532. To ask the Minister for Communications, Climate Action and Environment the Department which is undertaking a review into fuel poverty in accordance with the priority recommendation on page 48 (details supplied) of the 2019 report of the Oireachtas Joint Committee on Climate Action; the groups or stakeholders the review has or is consulting; and when the review will be completed and circulated to members of the Houses of the Oireachtas. [37064/19]
I propose to take Questions Nos. 531 and 532 together.

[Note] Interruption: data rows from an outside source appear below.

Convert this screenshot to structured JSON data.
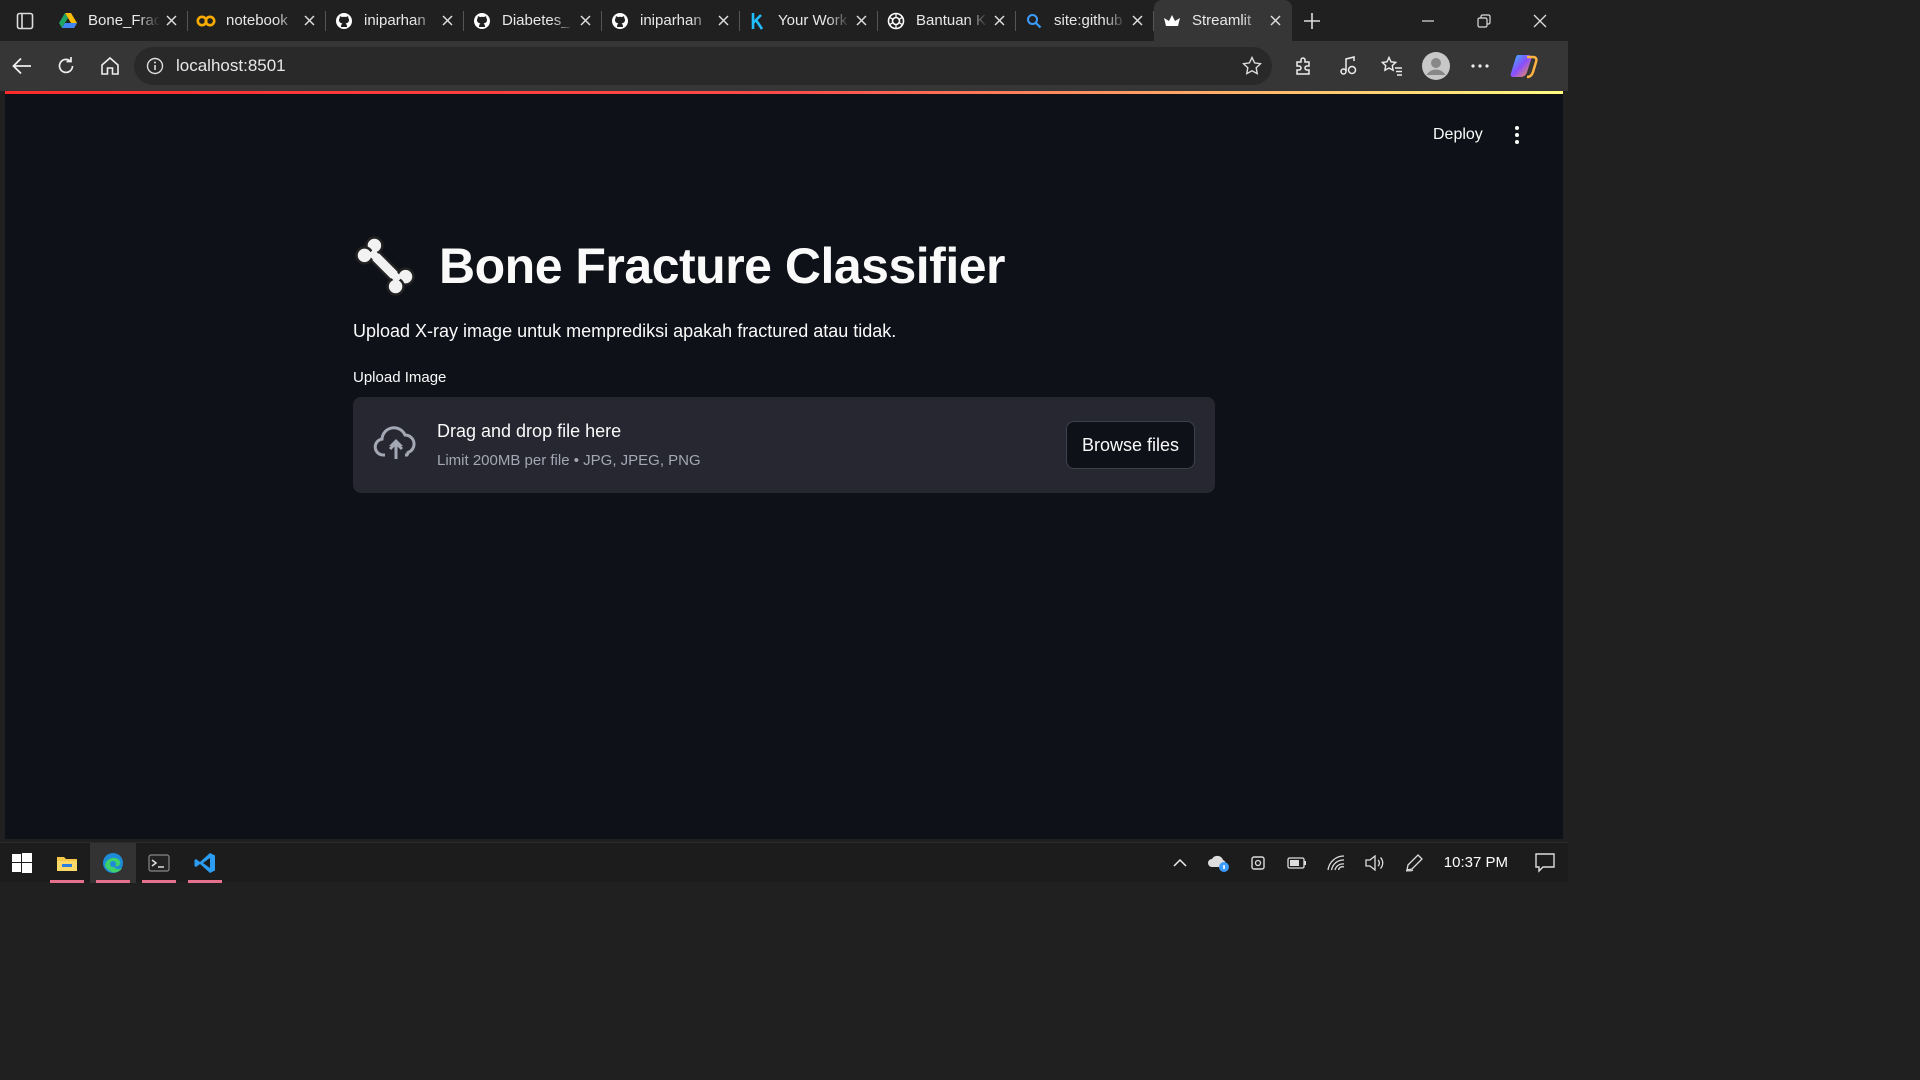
{
  "browser": {
    "tabs": [
      {
        "title": "Bone_Fracture",
        "favicon": "google-drive-icon",
        "active": false
      },
      {
        "title": "notebook",
        "favicon": "colab-icon",
        "active": false
      },
      {
        "title": "iniparhan",
        "favicon": "github-icon",
        "active": false
      },
      {
        "title": "Diabetes_",
        "favicon": "github-icon",
        "active": false
      },
      {
        "title": "iniparhan",
        "favicon": "github-icon",
        "active": false
      },
      {
        "title": "Your Work",
        "favicon": "kaggle-icon",
        "active": false
      },
      {
        "title": "Bantuan K",
        "favicon": "chatgpt-icon",
        "active": false
      },
      {
        "title": "site:github",
        "favicon": "search-icon",
        "active": false
      },
      {
        "title": "Streamlit",
        "favicon": "streamlit-icon",
        "active": true
      }
    ],
    "url": "localhost:8501"
  },
  "app": {
    "deploy_label": "Deploy",
    "title": "Bone Fracture Classifier",
    "title_emoji": "bone-icon",
    "description": "Upload X-ray image untuk memprediksi apakah fractured atau tidak.",
    "uploader": {
      "label": "Upload Image",
      "dropzone_title": "Drag and drop file here",
      "dropzone_subtitle": "Limit 200MB per file • JPG, JPEG, PNG",
      "browse_label": "Browse files"
    },
    "accent_color": "#ff4b4b",
    "background_color": "#0e1117"
  },
  "taskbar": {
    "apps": [
      "windows-start-icon",
      "file-explorer-icon",
      "edge-icon",
      "terminal-icon",
      "vscode-icon"
    ],
    "clock": "10:37 PM"
  }
}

The Government published the first Climate Action Plan on 17 June. The plan sets out, for the first time, the actions Ireland needs to take to reach our 2030 targets to reduce greenhouse gas emissions, and also puts Ireland on the right trajectory towards net-zero carbon emissions by 2050.

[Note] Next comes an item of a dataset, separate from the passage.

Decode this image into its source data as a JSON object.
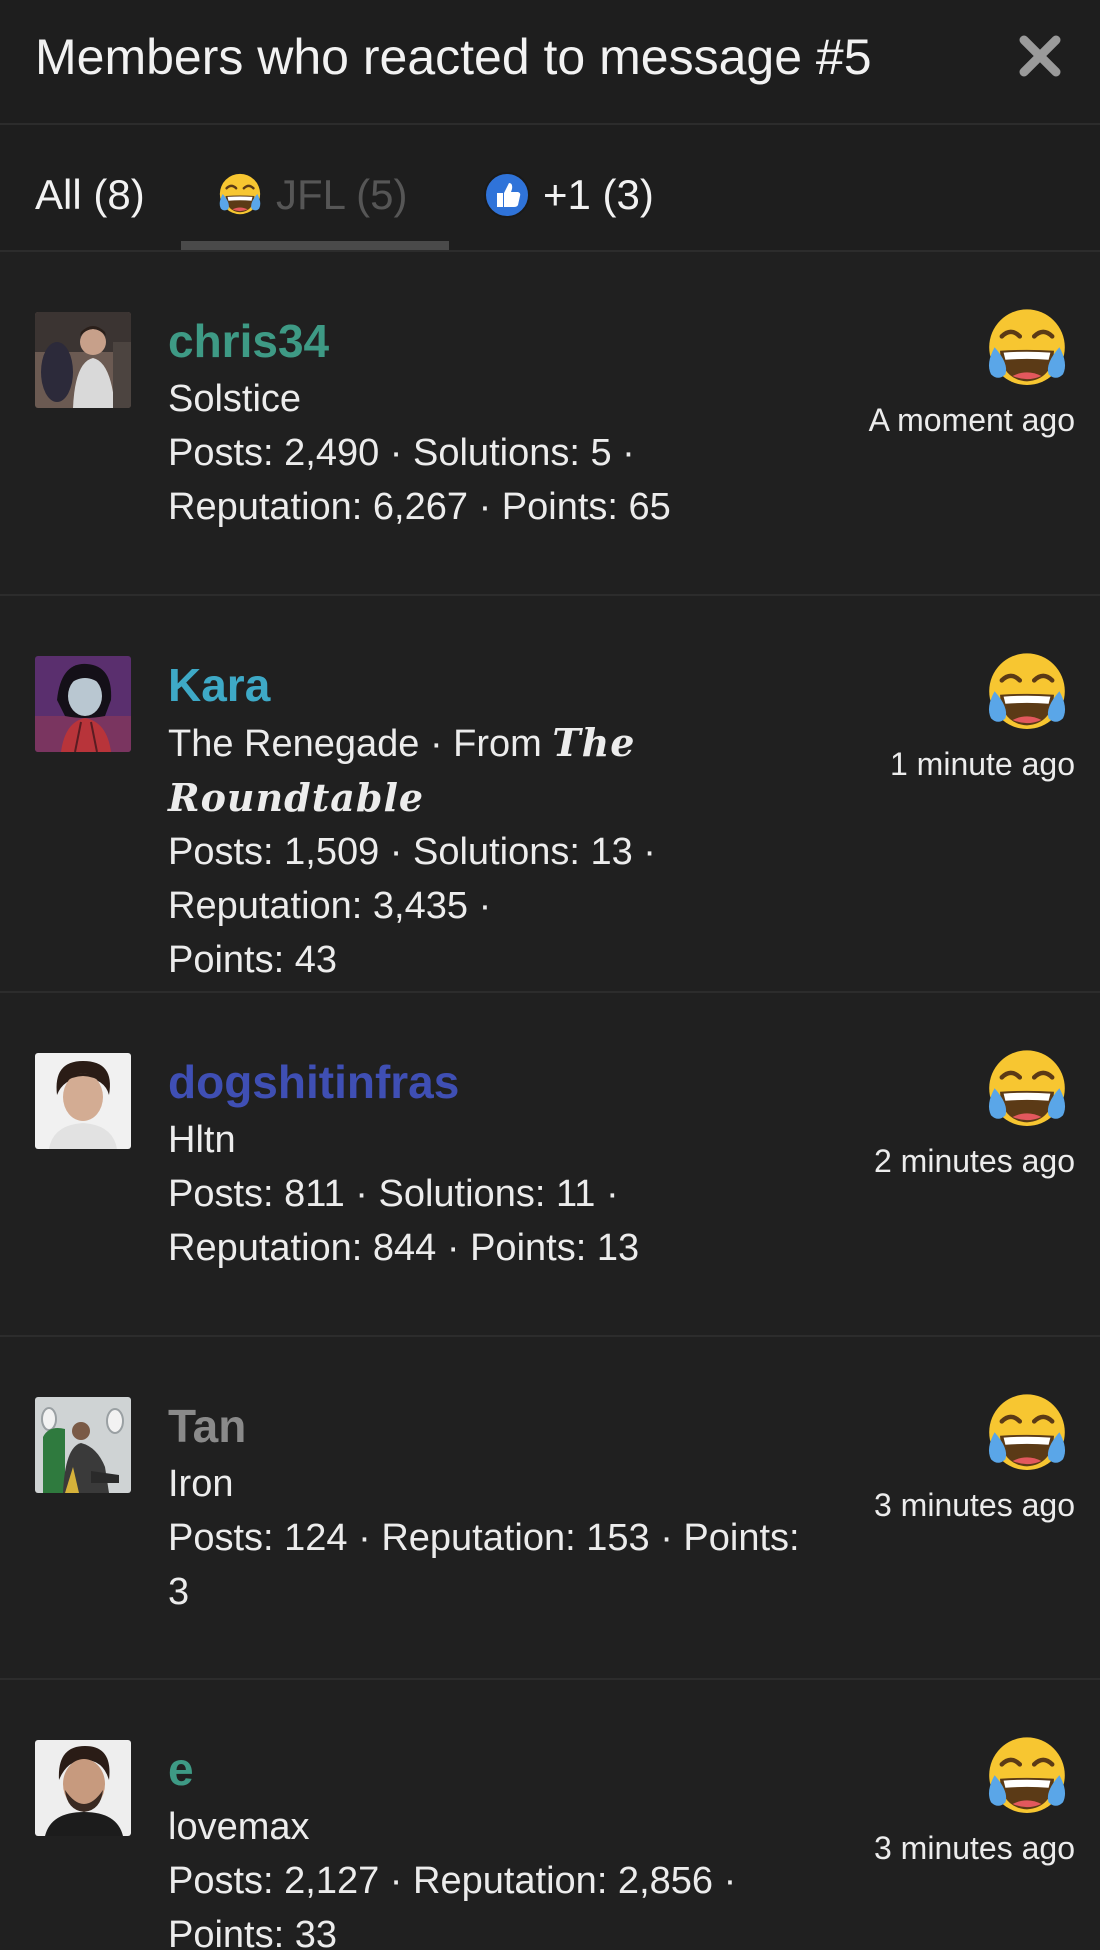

I welcomed the report of the Joint Oireachtas Committee on Climate Action which worked for months to establish a broad cross party consensus on a number of difficult issues, including a recommendation in favour of increasing the carbon tax to €80/t by 2030. The Government then adopted a similar commitment in the Climate Action Plan, as one action of the over 180 actions in the Plan. In so doing, the Joint Oireachtas Committee and the government are acting on the best advice of the Climate Change Advisory Council.
At a recent meeting of the Budget Oversight Committee, the Chair of the Climate Change Advisory Council stated that "a massive body of evidence from across the world shows that carbon taxes are essential. There are very few carbon tax deniers in the economics community. A recent statement by a large number of American economists, including 27 Nobel prize winners, identified carbon taxes as essential for the US and the world."
The government has been taking a number of steps to combat energy poverty:
- €26.3m funding between 2016 and 2019 for the Warmth and Wellbeing Scheme which targets those suffering from chronic health conditions.
- The eligibility criteria for the Warmer Homes Scheme was expanded to capture more people suffering deprivation. Deeper measures are also now provided under the scheme. A total of €105.7m has been provided for this scheme between 2016 and 2019 supporting over 20,500 energy efficiency upgrades during that period.
- €79m in funding has been provided to the Better Energy Community Scheme between 2016 and 2019 which has supported innovative, community-led initiatives, some of which have helped to address energy poverty.
- The Commission for Regulation of Utilities (CRU) has ensured that competitive energy markets are working for all consumers, including those in, or at risk of, energy poverty.
The Climate Action Plan commits to reviewing ways to improve how current energy poverty schemes target those most in need. That work is underway.
The Department of Finance is also completing a distributional analysis of an increase in the carbon tax trajectory and the impact this will have on different groups, including those in poverty.
The question of how the carbon tax will impact on different income cohorts was examined in the recently published ESRI report titled ‘Carbon taxation in Ireland: distributional effects of revenue recycling policies’. This report is available at: .
A public consultation to ascertain the views of the public on the options for the use of revenues raised from increases in the Carbon Tax recently concluded. The Department of Finance consultation paper identified a range of potential options including a number of fuel poverty options. A copy of the consultation paper can be downloaded from: